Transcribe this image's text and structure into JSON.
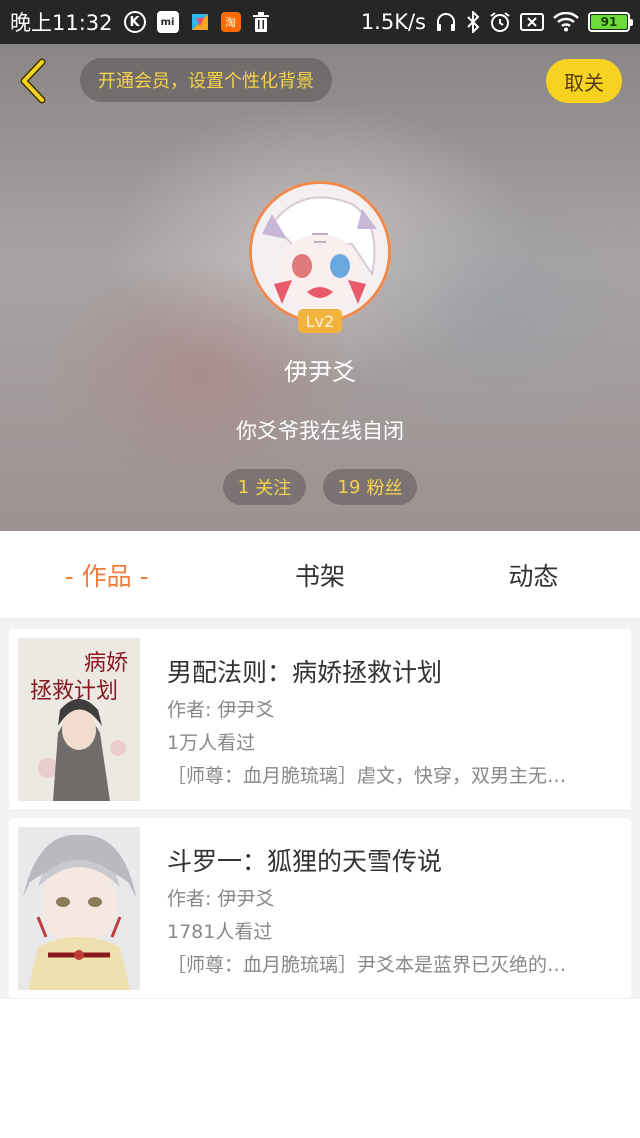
{
  "status_bar": {
    "time": "晚上11:32",
    "k_icon": "K",
    "mi_icon": "mi",
    "tao_icon": "淘",
    "net_speed": "1.5K/s",
    "battery": "91"
  },
  "header": {
    "vip_banner": "开通会员，设置个性化背景",
    "cancel_label": "取关"
  },
  "profile": {
    "level": "Lv2",
    "username": "伊尹爻",
    "signature": "你爻爷我在线自闭",
    "follow_count": "1",
    "follow_label": "关注",
    "fans_count": "19",
    "fans_label": "粉丝"
  },
  "tabs": [
    {
      "label": "- 作品 -"
    },
    {
      "label": "书架"
    },
    {
      "label": "动态"
    }
  ],
  "works": [
    {
      "title": "男配法则：病娇拯救计划",
      "author": "作者: 伊尹爻",
      "views": "1万人看过",
      "desc": "［师尊：血月脆琉璃］虐文，快穿，双男主无…",
      "cover_text": "病娇拯救计划"
    },
    {
      "title": "斗罗一：狐狸的天雪传说",
      "author": "作者: 伊尹爻",
      "views": "1781人看过",
      "desc": "［师尊：血月脆琉璃］尹爻本是蓝界已灭绝的…"
    }
  ]
}
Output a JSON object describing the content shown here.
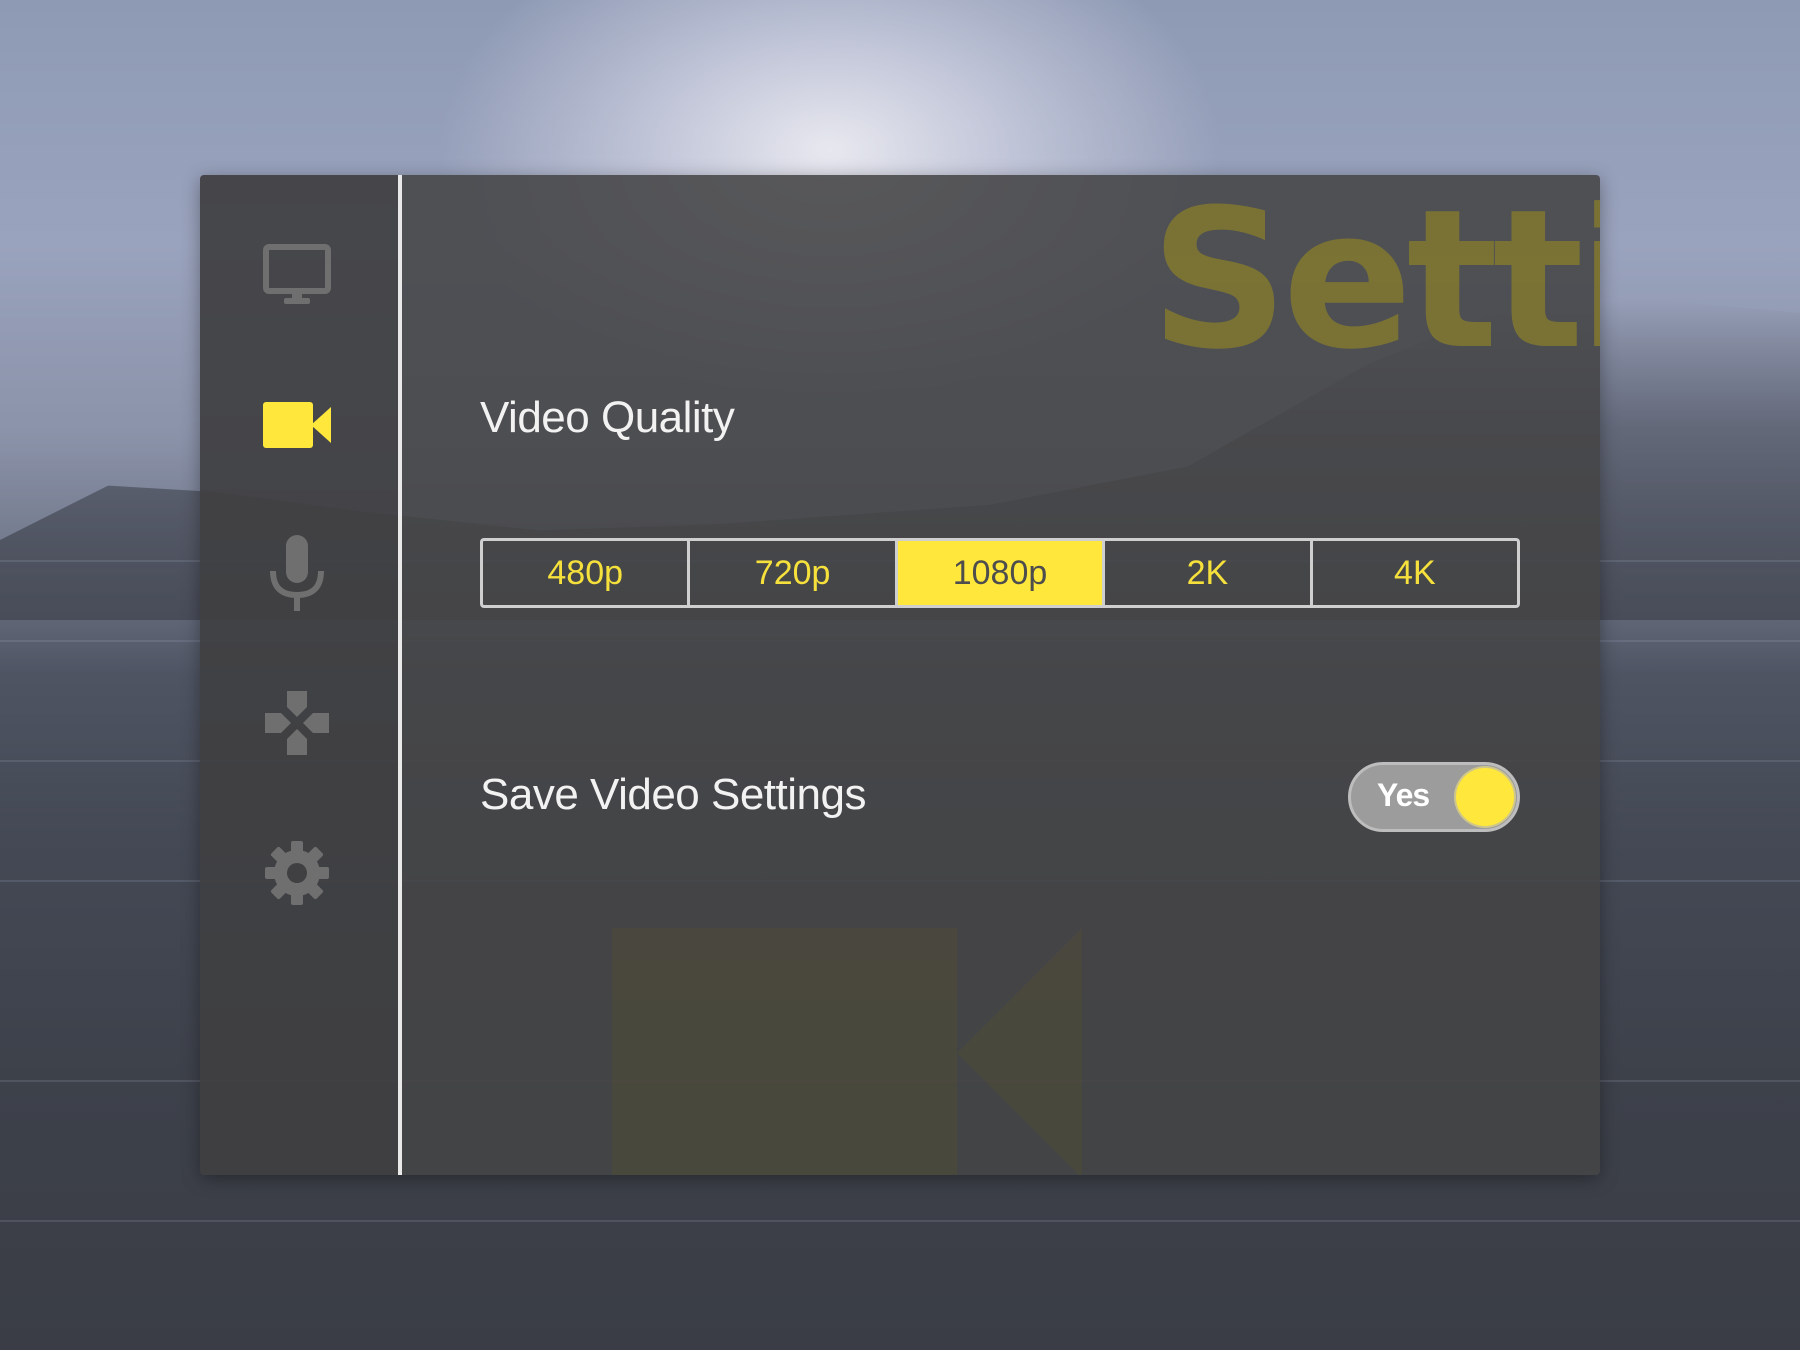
{
  "page": {
    "watermark_title": "Settings"
  },
  "sidebar": {
    "items": [
      {
        "icon": "monitor-icon",
        "active": false
      },
      {
        "icon": "video-camera-icon",
        "active": true
      },
      {
        "icon": "microphone-icon",
        "active": false
      },
      {
        "icon": "gamepad-icon",
        "active": false
      },
      {
        "icon": "gear-icon",
        "active": false
      }
    ]
  },
  "video_quality": {
    "label": "Video Quality",
    "options": [
      "480p",
      "720p",
      "1080p",
      "2K",
      "4K"
    ],
    "selected": "1080p"
  },
  "save_settings": {
    "label": "Save Video Settings",
    "toggle_label": "Yes",
    "value": true
  },
  "colors": {
    "accent": "#ffe83b",
    "panel": "#444446",
    "sidebar": "#404042",
    "inactive_icon": "#6f6f6f",
    "watermark": "#7e7632"
  }
}
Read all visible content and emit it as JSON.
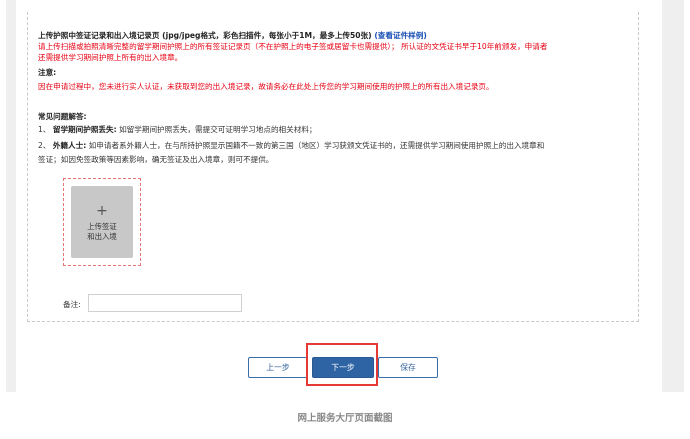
{
  "upload_section": {
    "heading_main": "上传护照中签证记录和出入境记录页 (jpg/jpeg格式，彩色扫描件，每张小于1M，最多上传50张)",
    "heading_link": "(查看证件样例)",
    "red_line_1": "请上传扫描或拍照清晰完整的留学期间护照上的所有签证记录页（不在护照上的电子签或居留卡也需提供）； 所认证的文凭证书早于10年前颁发，申请者",
    "red_line_2": "还需提供学习期间护照上所有的出入境章。",
    "notice_label": "注意:",
    "notice_text": "因在申请过程中，您未进行实人认证，未获取到您的出入境记录，故请务必在此处上传您的学习期间使用的护照上的所有出入境记录页。"
  },
  "faq": {
    "title": "常见问题解答:",
    "item1_prefix": "1、",
    "item1_bold": "留学期间护照丢失:",
    "item1_text": "如留学期间护照丢失，需提交可证明学习地点的相关材料；",
    "item2_prefix": "2、",
    "item2_bold": "外籍人士:",
    "item2_text": "如申请者系外籍人士，在与所持护照显示国籍不一致的第三国（地区）学习获颁文凭证书的，还需提供学习期间使用护照上的出入境章和",
    "item2_text_cont": "签证；如因免签政策等因素影响，确无签证及出入境章，则可不提供。"
  },
  "upload_button": {
    "plus": "+",
    "line1": "上传签证",
    "line2": "和出入境"
  },
  "remark": {
    "label": "备注:",
    "value": ""
  },
  "nav": {
    "prev_label": "上一步",
    "next_label": "下一步",
    "save_label": "保存"
  },
  "caption": "网上服务大厅页面截图",
  "colors": {
    "primary_button": "#2e63a4",
    "warning_text": "#e60012",
    "highlight_box": "#e53935"
  }
}
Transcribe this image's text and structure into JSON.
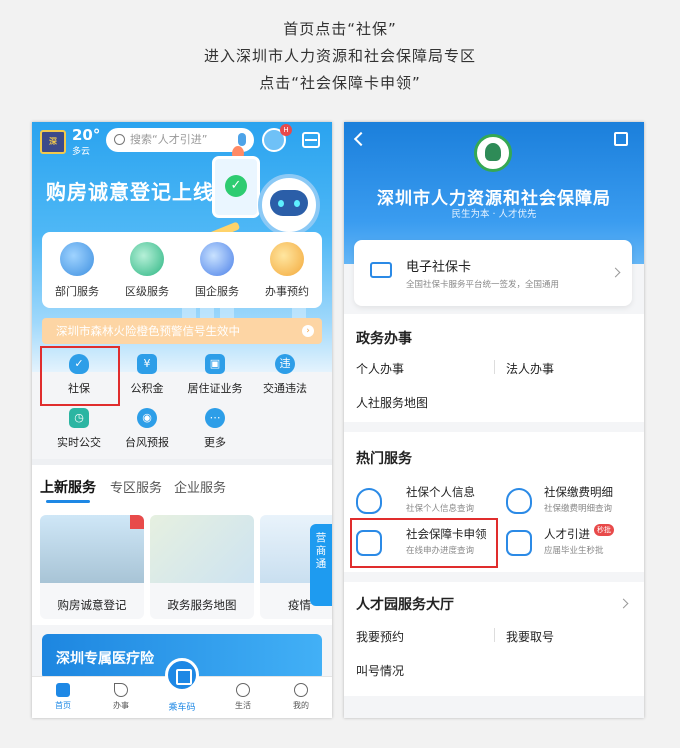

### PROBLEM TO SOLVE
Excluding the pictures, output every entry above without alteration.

### TASK OUTPUT
Transcribe this image's text and structure into JSON.
{
  "status_bar": {
    "time": "晚上11:32",
    "k_icon": "K",
    "mi_icon": "mi",
    "tao_icon": "淘",
    "net_speed": "1.5K/s",
    "battery": "91"
  },
  "header": {
    "vip_banner": "开通会员，设置个性化背景",
    "cancel_label": "取关"
  },
  "profile": {
    "level": "Lv2",
    "username": "伊尹爻",
    "signature": "你爻爷我在线自闭",
    "follow_count": "1",
    "follow_label": "关注",
    "fans_count": "19",
    "fans_label": "粉丝"
  },
  "tabs": [
    {
      "label": "- 作品 -"
    },
    {
      "label": "书架"
    },
    {
      "label": "动态"
    }
  ],
  "works": [
    {
      "title": "男配法则：病娇拯救计划",
      "author": "作者: 伊尹爻",
      "views": "1万人看过",
      "desc": "［师尊：血月脆琉璃］虐文，快穿，双男主无…",
      "cover_text": "病娇拯救计划"
    },
    {
      "title": "斗罗一：狐狸的天雪传说",
      "author": "作者: 伊尹爻",
      "views": "1781人看过",
      "desc": "［师尊：血月脆琉璃］尹爻本是蓝界已灭绝的…"
    }
  ]
}
Output a JSON object describing the content shown here.
{
  "page": {
    "watermark_title": "Settings"
  },
  "sidebar": {
    "items": [
      {
        "icon": "monitor-icon",
        "active": false
      },
      {
        "icon": "video-camera-icon",
        "active": true
      },
      {
        "icon": "microphone-icon",
        "active": false
      },
      {
        "icon": "gamepad-icon",
        "active": false
      },
      {
        "icon": "gear-icon",
        "active": false
      }
    ]
  },
  "video_quality": {
    "label": "Video Quality",
    "options": [
      "480p",
      "720p",
      "1080p",
      "2K",
      "4K"
    ],
    "selected": "1080p"
  },
  "save_settings": {
    "label": "Save Video Settings",
    "toggle_label": "Yes",
    "value": true
  },
  "colors": {
    "accent": "#ffe83b",
    "panel": "#444446",
    "sidebar": "#404042",
    "inactive_icon": "#6f6f6f",
    "watermark": "#7e7632"
  }
}
Read all visible content and emit it as JSON.
{
  "upload_section": {
    "heading_main": "上传护照中签证记录和出入境记录页 (jpg/jpeg格式，彩色扫描件，每张小于1M，最多上传50张)",
    "heading_link": "(查看证件样例)",
    "red_line_1": "请上传扫描或拍照清晰完整的留学期间护照上的所有签证记录页（不在护照上的电子签或居留卡也需提供）； 所认证的文凭证书早于10年前颁发，申请者",
    "red_line_2": "还需提供学习期间护照上所有的出入境章。",
    "notice_label": "注意:",
    "notice_text": "因在申请过程中，您未进行实人认证，未获取到您的出入境记录，故请务必在此处上传您的学习期间使用的护照上的所有出入境记录页。"
  },
  "faq": {
    "title": "常见问题解答:",
    "item1_prefix": "1、",
    "item1_bold": "留学期间护照丢失:",
    "item1_text": "如留学期间护照丢失，需提交可证明学习地点的相关材料；",
    "item2_prefix": "2、",
    "item2_bold": "外籍人士:",
    "item2_text": "如申请者系外籍人士，在与所持护照显示国籍不一致的第三国（地区）学习获颁文凭证书的，还需提供学习期间使用护照上的出入境章和",
    "item2_text_cont": "签证；如因免签政策等因素影响，确无签证及出入境章，则可不提供。"
  },
  "upload_button": {
    "plus": "+",
    "line1": "上传签证",
    "line2": "和出入境"
  },
  "remark": {
    "label": "备注:",
    "value": ""
  },
  "nav": {
    "prev_label": "上一步",
    "next_label": "下一步",
    "save_label": "保存"
  },
  "caption": "网上服务大厅页面截图",
  "colors": {
    "primary_button": "#2e63a4",
    "warning_text": "#e60012",
    "highlight_box": "#e53935"
  }
}
Transcribe this image's text and structure into JSON.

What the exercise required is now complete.